...within the Faculty

Science Lecture Theatre Faculty From Life Sciences, go down the Spine and take a right after passing the Faculty Office. From the Science Library, take a right, then the next left.
Chem 5 Lecture Theatre Chemistry From Life Sciences, go down the Spine and take the third right after passing the Faculty Office. From the Science Library, turn left; the entrance is on the right.
Chem/Phys Lecture Theatre Chemistry/Physics From the Main Office, go to the other end of the Spine. Its on the left. From the Science Lobrary, turn left and go to the end of the Spine; it is on the left.
Physics Lecture Theatre Physics, First Floor From the Main Office, go down the Spine and take the left at the Science Library. After passing the Library, turn right and take the stairs on your right.

Laboratories for Teaching & Research

There are 23 laboratories in the Department; eleven are used for undergraduate teaching while 12 are used for research.

The Department of Life Sciences maintains a marine laboratory at Port Royal near the entrance to Kingston Harbour, 18 miles from the University. The Port Royal Marine Laboratory has facilities which include research rooms, a wet laboratory, an aqua-culture facility with indoor and outdoor sea water tanks with constant aeration, and an alga culture room. In addition, there is general equipment for marine research. The laboratory owns four boats, including a rigid hull inflatable boat that is used for SCUBA. The Laboratory is responsible for supplying specimens or contact hours for 40% of all courses taught in the department.

Research facilities are also available on the north coast of the island at the Discovery Bay Marine Laboratory.
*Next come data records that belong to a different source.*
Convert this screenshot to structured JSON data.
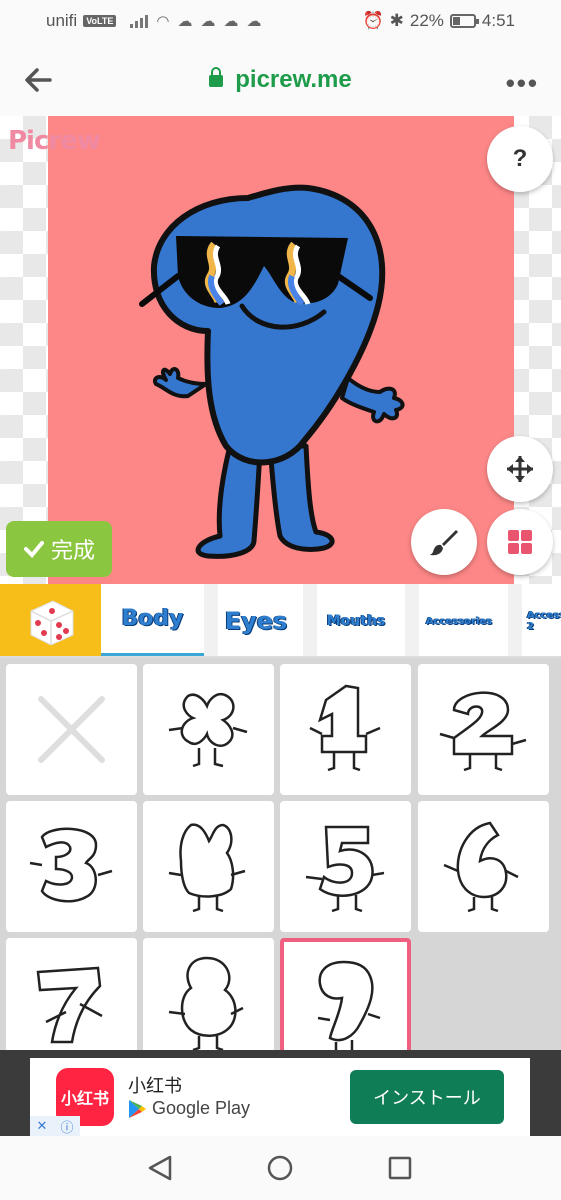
{
  "status_bar": {
    "carrier": "unifi",
    "volte": "VoLTE",
    "battery": "22%",
    "time": "4:51"
  },
  "browser": {
    "url": "picrew.me"
  },
  "canvas": {
    "logo": "Picrew",
    "help": "?",
    "done_label": "完成",
    "art_background": "#fd8787",
    "character_color": "#3577cf"
  },
  "tabs": [
    {
      "label": "Body",
      "selected": true
    },
    {
      "label": "Eyes"
    },
    {
      "label": "Mouths"
    },
    {
      "label": "Accessories"
    },
    {
      "label": "Access... 2"
    }
  ],
  "body_options": [
    {
      "name": "none"
    },
    {
      "name": "four"
    },
    {
      "name": "one"
    },
    {
      "name": "two"
    },
    {
      "name": "three"
    },
    {
      "name": "four-alt"
    },
    {
      "name": "five"
    },
    {
      "name": "six"
    },
    {
      "name": "seven"
    },
    {
      "name": "eight"
    },
    {
      "name": "nine",
      "selected": true
    }
  ],
  "ad": {
    "app_name": "小红书",
    "app_icon_text": "小红书",
    "store": "Google Play",
    "install_label": "インストール"
  },
  "colors": {
    "url_green": "#1e9c4a",
    "done_green": "#8ac63f",
    "dice_tab": "#f7bd18",
    "selected_border": "#ef5f80",
    "install_button": "#0f7d55"
  }
}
Its fleet of boats, recompression chamber, dive facilities and accommodation make it an important resource. This is operated as a central facility by the Centre for Marine Sciences.

Computing and Internet Facilities
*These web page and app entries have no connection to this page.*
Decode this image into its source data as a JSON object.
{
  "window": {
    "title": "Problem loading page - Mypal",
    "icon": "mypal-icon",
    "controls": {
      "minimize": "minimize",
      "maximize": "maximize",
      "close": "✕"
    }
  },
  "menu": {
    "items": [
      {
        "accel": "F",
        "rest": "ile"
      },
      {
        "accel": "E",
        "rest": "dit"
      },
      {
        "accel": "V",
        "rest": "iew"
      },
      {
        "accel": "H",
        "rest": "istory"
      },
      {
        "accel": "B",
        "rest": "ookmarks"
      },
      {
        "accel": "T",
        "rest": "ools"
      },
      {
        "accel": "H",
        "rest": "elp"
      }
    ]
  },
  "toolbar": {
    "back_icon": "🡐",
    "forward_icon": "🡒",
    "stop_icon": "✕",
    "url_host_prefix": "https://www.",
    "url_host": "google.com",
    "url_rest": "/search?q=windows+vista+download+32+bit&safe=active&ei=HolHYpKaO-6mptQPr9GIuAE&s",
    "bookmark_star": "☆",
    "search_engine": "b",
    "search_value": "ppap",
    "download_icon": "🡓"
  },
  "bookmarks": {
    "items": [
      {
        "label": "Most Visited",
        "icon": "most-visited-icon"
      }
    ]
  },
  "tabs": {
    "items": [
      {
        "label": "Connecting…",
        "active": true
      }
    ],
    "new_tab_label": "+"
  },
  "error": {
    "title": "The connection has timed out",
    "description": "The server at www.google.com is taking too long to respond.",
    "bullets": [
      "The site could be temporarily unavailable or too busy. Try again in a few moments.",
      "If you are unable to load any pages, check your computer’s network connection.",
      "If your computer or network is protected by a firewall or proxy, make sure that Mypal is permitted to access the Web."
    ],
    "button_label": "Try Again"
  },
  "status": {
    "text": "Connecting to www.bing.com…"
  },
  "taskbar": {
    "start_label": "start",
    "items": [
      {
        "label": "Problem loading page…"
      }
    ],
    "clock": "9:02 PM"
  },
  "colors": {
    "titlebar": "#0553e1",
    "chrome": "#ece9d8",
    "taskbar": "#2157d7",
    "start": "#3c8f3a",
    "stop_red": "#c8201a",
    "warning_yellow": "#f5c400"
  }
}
The Department, including lecture rooms and laboratories, is fully networked.

For mobile users, wired computer network access is augmented with wireless hotspots within the department.
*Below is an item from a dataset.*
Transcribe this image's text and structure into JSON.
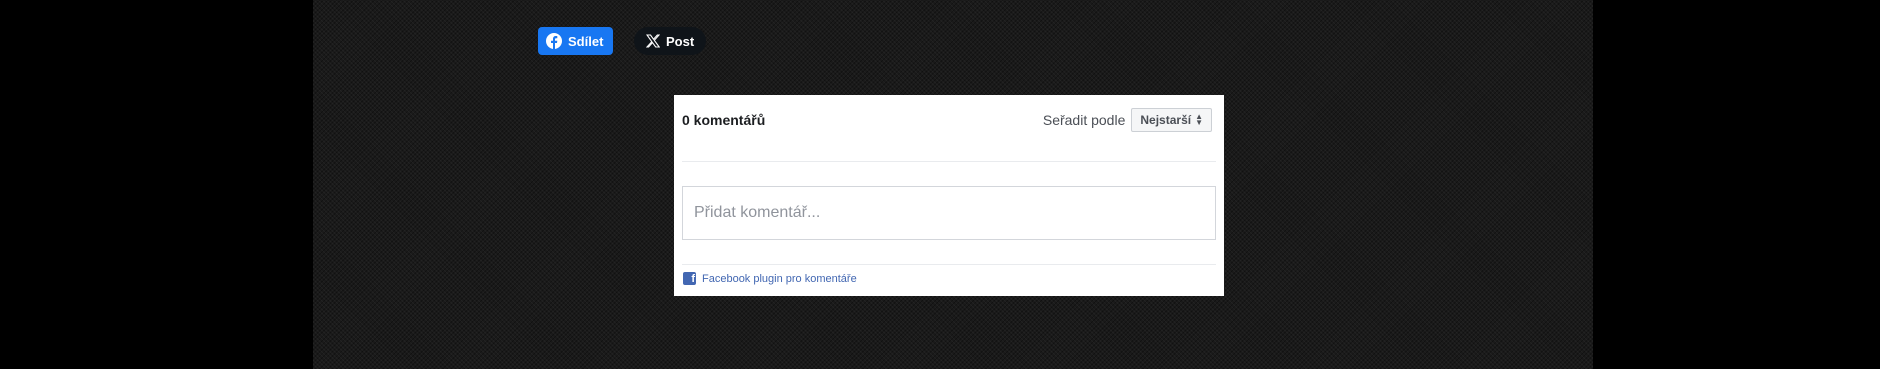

Students have access to two computer laboratories: one assigned for undergraduate use (Computer Room 1) and the other for postgraduate students (Computer Room 2). The undergraduate lab is open between the hours of 9:00a.m. and 5:00p.m., and is sometimes used to accommodate courses requiring computer access. Both Laboratories feature Pentium-based machines with word processing, statistical and GIS software packages.

Access to Course Material
OurVLE, a campus-wide virtual learning environment software, provides access to course material via the web. Only lecturers and registered students of the course have access to material on the OurVLE site.

Printing Services
Printing is provided for students in the Documentation Centre, which supports printing from both computer labs, and is located on the 2nd floor of Block G. Both black and white and colour printing is available at a charge to students.

The Herbarium

What is a Herbarium?
A collection of well documented, preserved (usually pressed and dried) plant samples equipped with the name (if available), date, geographical and collectors data, and is typically archived in natural history collections.

Why is a herbarium important?
Herbaria are essential for the study and verification of plant identification and classification, the study of geographic distributions, the standardizing of nomenclature (the system of naming plants), genetic research, and also to document "type specimens" (specimens of original naming).

The Life Sciences Herbarium
The Herbarium at UWI is one of two herbaria in Jamaica. It was founded in the late 1950's by Dr. Charles D. Adams, however, the collection ranges in age from the 1880's to present. It currently houses over 35,000 plant specimens collected in Jamaica, and as such, may be regarded as a small- to medium-sized herbarium. The other local herbarium is located at the Institute of Jamaica and it houses over 120,000 specimens.

Currently, a joint Life Sciences/IOJ project is seeking to digitize the collections of both herbaria and make the information accessible via the World Wide Web.